Published: 13 January 2012

Abstract

Background

High throughput methodologies such as microarrays, mass spectrometry and plate-based small molecule screens are increasingly used to facilitate discoveries from gene function to drug candidate identification. These large-scale experiments are typically carried out over the course of months and years, often without the controls needed to compare directly across the dataset. Few methods are available to facilitate comparisons of high throughput metabolic data generated in batches where explicit in-group controls for normalization are lacking.

Results

Here we describe MIPHENO (Mutant Identification by Probabilistic High throughput-Enabled Normalization), an approach for post-hoc normalization of quantitative first-pass screening data in the absence of explicit in-group controls. This approach includes a quality control step and facilitates cross-experiment comparisons that decrease the false non-discovery rates, while maintaining the high accuracy needed to limit false positives in first-pass screening. Results from simulation show an improvement in both accuracy and false non-discovery rate over a range of population parameters (p < 2.2 × 10-16) and a modest but significant (p < 2.2 × 10-16) improvement in area under the receiver operator characteristic curve of 0.955 for MIPHENO vs 0.923 for a group-based statistic (z-score). Analysis of the high throughput phenotypic data from the Arabidopsis Chloroplast 2010 Project (http://www.plastid.msu.edu/ webcite) showed ~ 4-fold increase in the ability to detect previously described or expected phenotypes over the group based statistic.
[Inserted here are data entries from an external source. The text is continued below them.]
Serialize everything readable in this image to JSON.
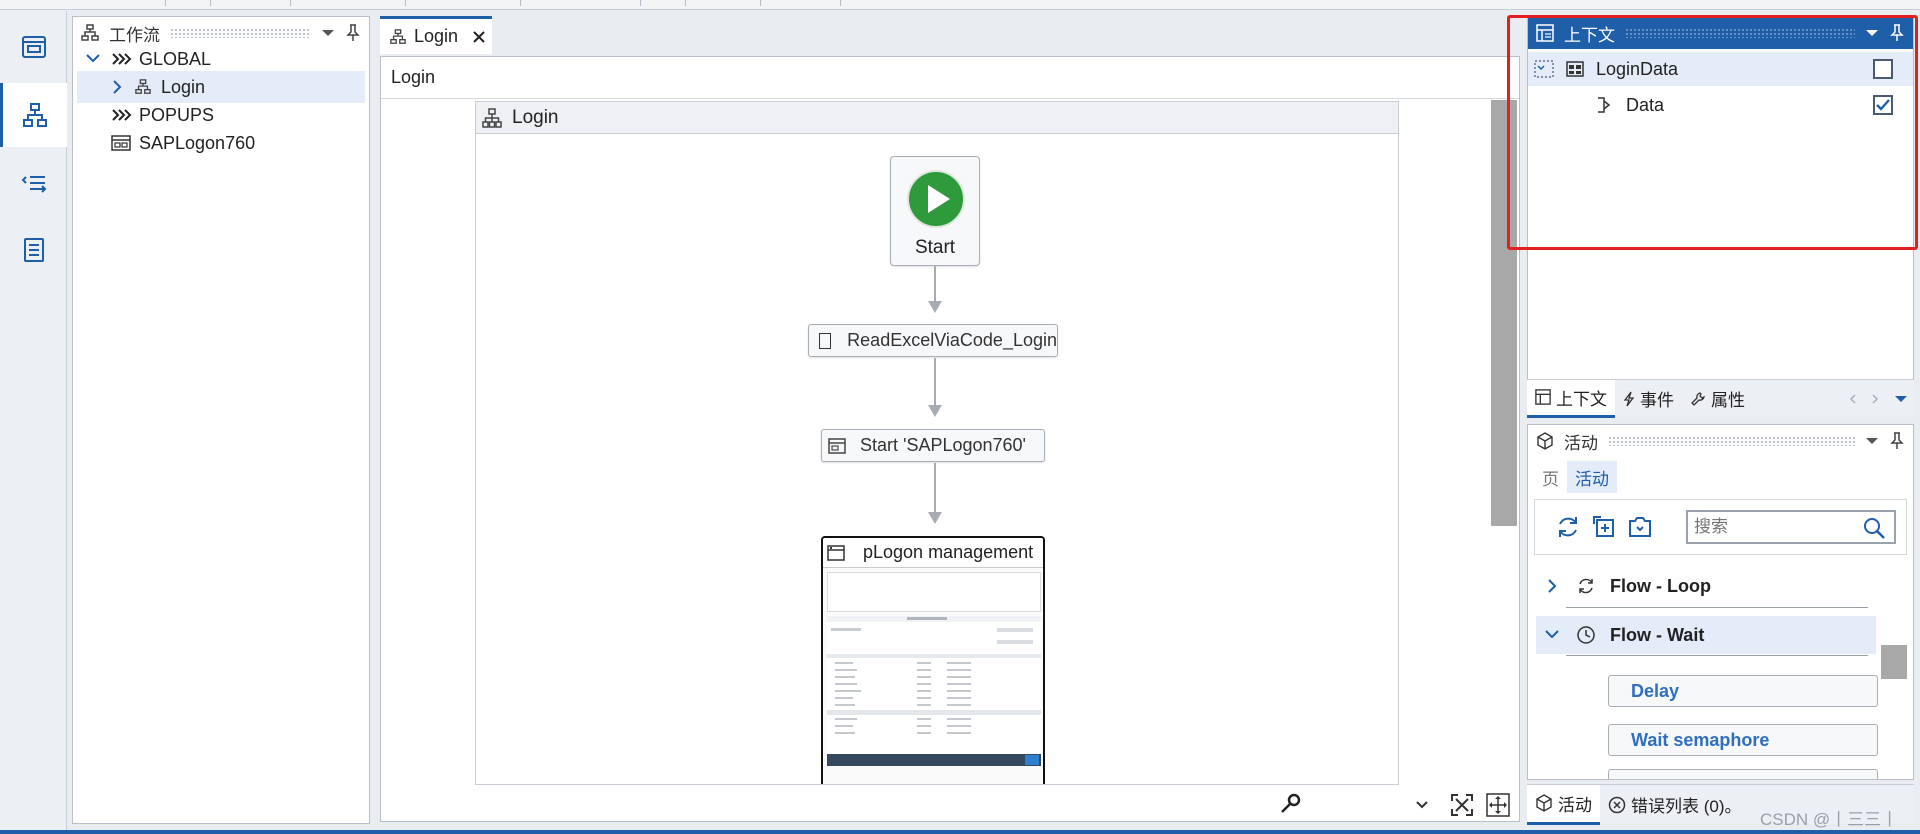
{
  "workflow_panel": {
    "title": "工作流",
    "tree": [
      {
        "label": "GLOBAL"
      },
      {
        "label": "Login"
      },
      {
        "label": "POPUPS"
      },
      {
        "label": "SAPLogon760"
      }
    ]
  },
  "editor": {
    "tab_label": "Login",
    "breadcrumb": "Login",
    "canvas_title": "Login",
    "start_label": "Start",
    "activity1": "ReadExcelViaCode_Login",
    "activity2": "Start 'SAPLogon760'",
    "screen_title": "pLogon management"
  },
  "context_panel": {
    "title": "上下文",
    "items": [
      {
        "label": "LoginData",
        "checked": false
      },
      {
        "label": "Data",
        "checked": true
      }
    ]
  },
  "panel_tabs": [
    "上下文",
    "事件",
    "属性"
  ],
  "activities_panel": {
    "title": "活动",
    "subtabs": [
      "页",
      "活动"
    ],
    "search_placeholder": "搜索",
    "groups": [
      {
        "label": "Flow - Loop",
        "expanded": false
      },
      {
        "label": "Flow - Wait",
        "expanded": true
      }
    ],
    "items": [
      "Delay",
      "Wait semaphore"
    ]
  },
  "bottom_tabs": [
    "活动",
    "错误列表 (0)。"
  ],
  "watermark": "CSDN @丨三三丨",
  "colors": {
    "accent": "#1f5ea8",
    "highlight_box": "#e41f1f",
    "start_green": "#2e9a3c"
  }
}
Conclusions

Results demonstrate MIPHENO offers substantial benefit in improving the ability to detect putative mutant phenotypes from post-hoc analysis of large data sets. Additionally, it facilitates data interpretation and permits cross-dataset comparison where group-based controls are missing. MIPHENO is applicable to a wide range of high throughput screenings and the code is freely available as Additional file 1 as well as through an R package in CRAN.